Francis of Delirium get introspective on new single ‘Circles’

Newcomers Francis of Delirium released their latest track ‘Circles’ this week. The band combine 90s grunge with a DIY ethic. As a result, it works effortlessly because it combines melody and angst.

The bands previous single ‘Quit Fucking Around’ was brilliant because it combined an addictive power-pop riff. What helped it stand out was its huge chorus, which reminds me of Veruca Salt at their best.

‘Circles’, however, is more downbeat. It is about a romantic relationship that is just finishing. The ethereal guitars work very well with Jana Bahrichs emotional vocals because you can feel the passion. It feels like she is in an enclosed space, before the weightless guitars give way in the chorus.

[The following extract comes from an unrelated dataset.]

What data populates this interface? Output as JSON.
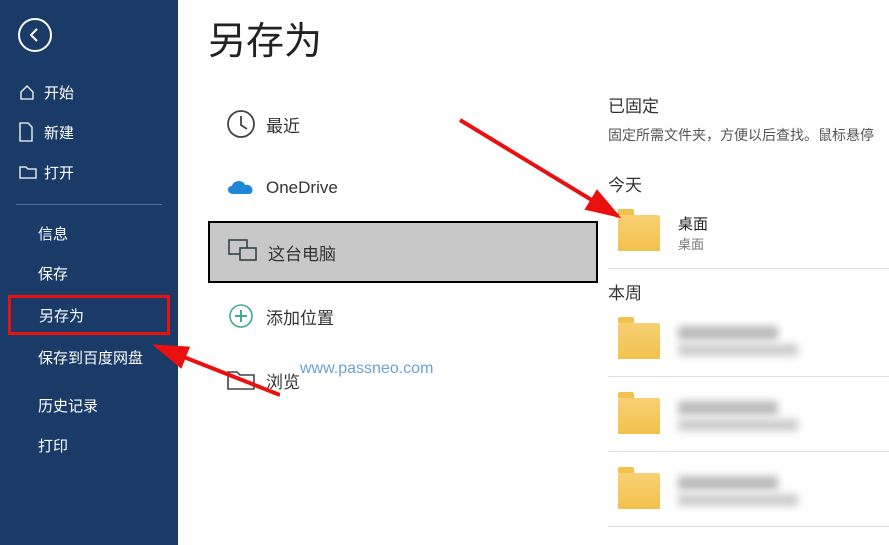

My favourite bit in the song is when it gathers pace towards the end. I can hear Jana’s emotion be released as she sings: “My head’s not going under but I’m still sad it’s over.” It gives her hope that she will get through this tough time, pulling herself out of the circle.

Give ‘Circles’ a listen, because it could also give you hope in these uncertain times.

Words by Ermis Madikopoulos

Track Review: Mantra // Yard Arms

Yard Arms offer a combination of late noughties euphoria and melancholic indie pop. Their second EP, ‘A Glossary of Broken Humans and Beating Hearts’ was dark and emotional. ‘Mantra’ is the band’s latest release, taken from their new EP.

The band recorded ‘Mantra’ with producer Josh Gallop on Mantra. Gallop worked with them on ‘AGOBHABH’, adding a dark undertone to their music. I love the clean guitar tone because it shows the band aren’t afraid to experiment. However, the shoegaze-influenced chorus is dreamy and hypnotic. I can see it resonating with a lot of people because it puts the listener in a better mood.

There is a playful nature to ‘Mantra.’ It’s a pulsating track that demonstrates Yard Arms promise. I think it will set them on the way to bigger things.

Words by Ermis Madikopoulos

Track Review: Resist // Capulus

Capulus are an upcoming rock band from Bournemouth. They play very energetic post-hardcore with a confident swagger. Their sound is huge, and this is evident on new single ‘Resist.’

‘Resist’ is a song about standing up for yourself when you feel silenced, which in these uncertain times remain relevant more than ever. I love how defiant and angry the lyrics are, while the guitar work is big and chunky. The reverb gives weight to the vocals because it makes them sound bigger.

I think ‘Resist’ is a fun track with memorable hooks. I think it’s great how they conjure a spirit of togetherness, and it will surely win them new fans.

Words by Ermis Madikopoulos

Track Review: In the Dark // The Brave Faces

Influenced by shoegaze and post-punk, The Brave Faces have a captivating sound. But you wouldnt think that their new single ‘In the Dark’ is their debut. The band worked with Dave ‘Izumi’ Lynch (Toploader, Jake Bugg) and the result is a dark track with a haunting guitar riff.

For me, the thing that stands out is the vocals, especially the falsetto in the chorus: “in the dark, night and day.” It reminds me of The Vaccines at their darkest, but the band have their own identity which is refreshing.

The song is about someone who keeps trying to make things right through re-hashed excuses. It is a great listen because you can hear The Brave Faces passion and emotional delivery. The band will release two more songs across 2020, and if they’re anything as good as ‘In the Dark’, then you’re in for a treat.

Words by Ermis Madikopoulos